By Ella Feinberg Large, Louise Cheer

The success of Sydney’s trial of open-air urinals has opened up debate in Brisbane to do the same to stop public urination.

Some of Sydney’s popular late night precincts have trialled the open-air urinals, which operate during the evening and early morning hours.

The urinals will remain in place on weekends in Sydney if community consultation is successful.

But Central Ward Councillor David Hinchliffe said this is not the answer for Brisbane and there needs to be a change to behaviour, not accessibility.

Open-air urinal in Den Haag, similar to the ones trialled in Sydney.
Open-air urinal in Den Haag, similar to the ones trialled in Sydney.
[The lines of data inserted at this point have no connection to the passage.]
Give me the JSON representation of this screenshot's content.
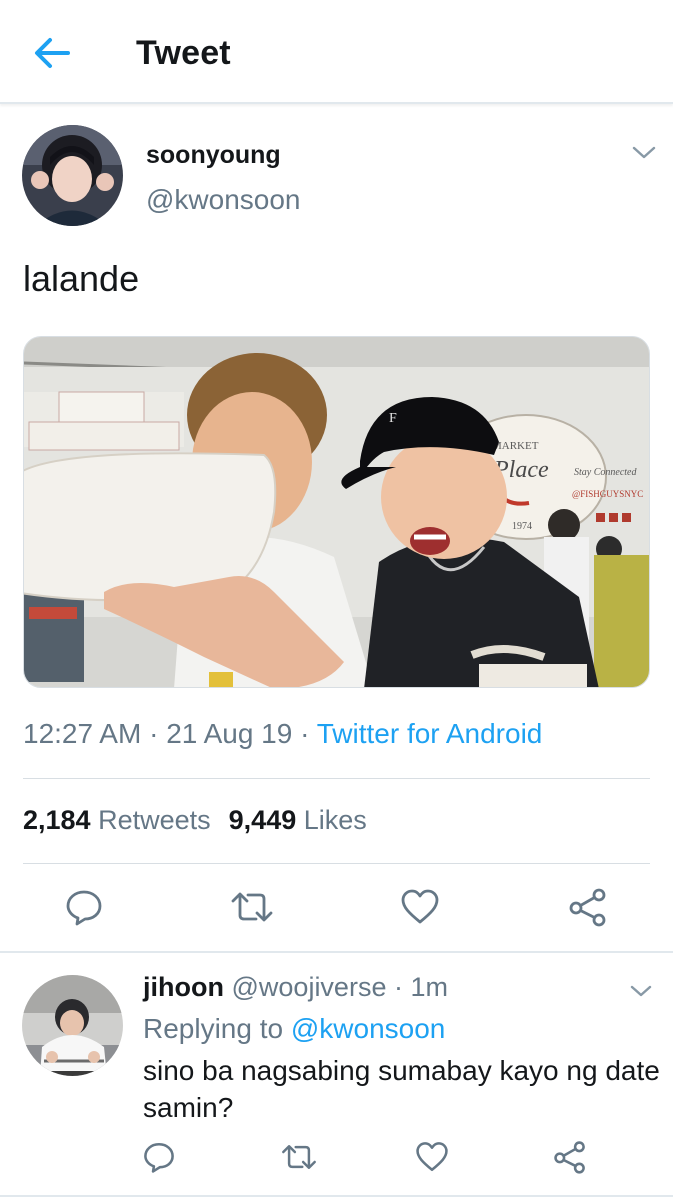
{
  "header": {
    "title": "Tweet",
    "back_icon": "arrow-left-icon",
    "accent": "#1da1f2"
  },
  "tweet": {
    "author_name": "soonyoung",
    "author_handle": "@kwonsoon",
    "text": "lalande",
    "time": "12:27 AM",
    "sep1": " · ",
    "date": "21 Aug 19",
    "sep2": " · ",
    "source": "Twitter for Android",
    "retweets_count": "2,184",
    "retweets_label": "Retweets",
    "likes_count": "9,449",
    "likes_label": "Likes",
    "media": {
      "sign_market": "MARKET",
      "sign_script": "Place",
      "sign_year": "1974",
      "sign_stay": "Stay Connected",
      "sign_handle": "@FISHGUYSNYC"
    }
  },
  "actions": [
    "reply-icon",
    "retweet-icon",
    "like-icon",
    "share-icon"
  ],
  "reply": {
    "author_name": "jihoon",
    "author_handle": "@woojiverse",
    "sep": " · ",
    "time": "1m",
    "replying_to_label": "Replying to",
    "replying_to_handle": "@kwonsoon",
    "text": "sino ba nagsabing sumabay kayo ng date samin?"
  }
}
Source: Aaron TD on Flickr)

He said something needs to change to make people use public facilities and those who do not follow the law deserve a fine.

“It took me about five years to get a toilet in Brunswick Street Mall,” Cr Hinchliffe said.

“What infuriates me is that we still have people who are urinating within 20 metres of that public toilet openly in the mall.”

The Brisbane council has already trialled weekend porta-loos, without any success.

Cr Hinchliffe said even if the council introduced more public toilets, the problem would not go away.

“Even if we had a public toilet on every corner of every street throughout the Valley, there would still be idiots who lean up against the wall and do their business there,” he said.

Chair of Valley Community Safety Carol Gordon said there are similar ideas to the Sydney experiment being considered for Brisbane’s late night precincts.

“There’s been much conjecture about it for a long time, so what we’ve been doing through the State Government’s Drink Safe trial is finding a workable solution,” she said.

Ms Gordon says it is the first time all stakeholders, including the Queensland Government, council, businesses and communities, have sat down to create an operational management plan that is structured.

“One of the issues [we have faced] is where do we put them,” she said.

“Everyone wants them but no one wants it in their backyard.”

GPO Hotel Venue Manager Casey Gray said trialling the urinals would not hurt but would not prevent the behaviour.

Mr Gray said he has often witnessed people urinating in the bushes outside of the club.

“I’ve seen a lot of people [urinating in public] just for the sake of it … to amuse their friends,” he said.

Ms Gordon said pop-up toilets would be preferred but due to geographical constraints such as the Valley area being built on stone, they will be hard to construct and maintain.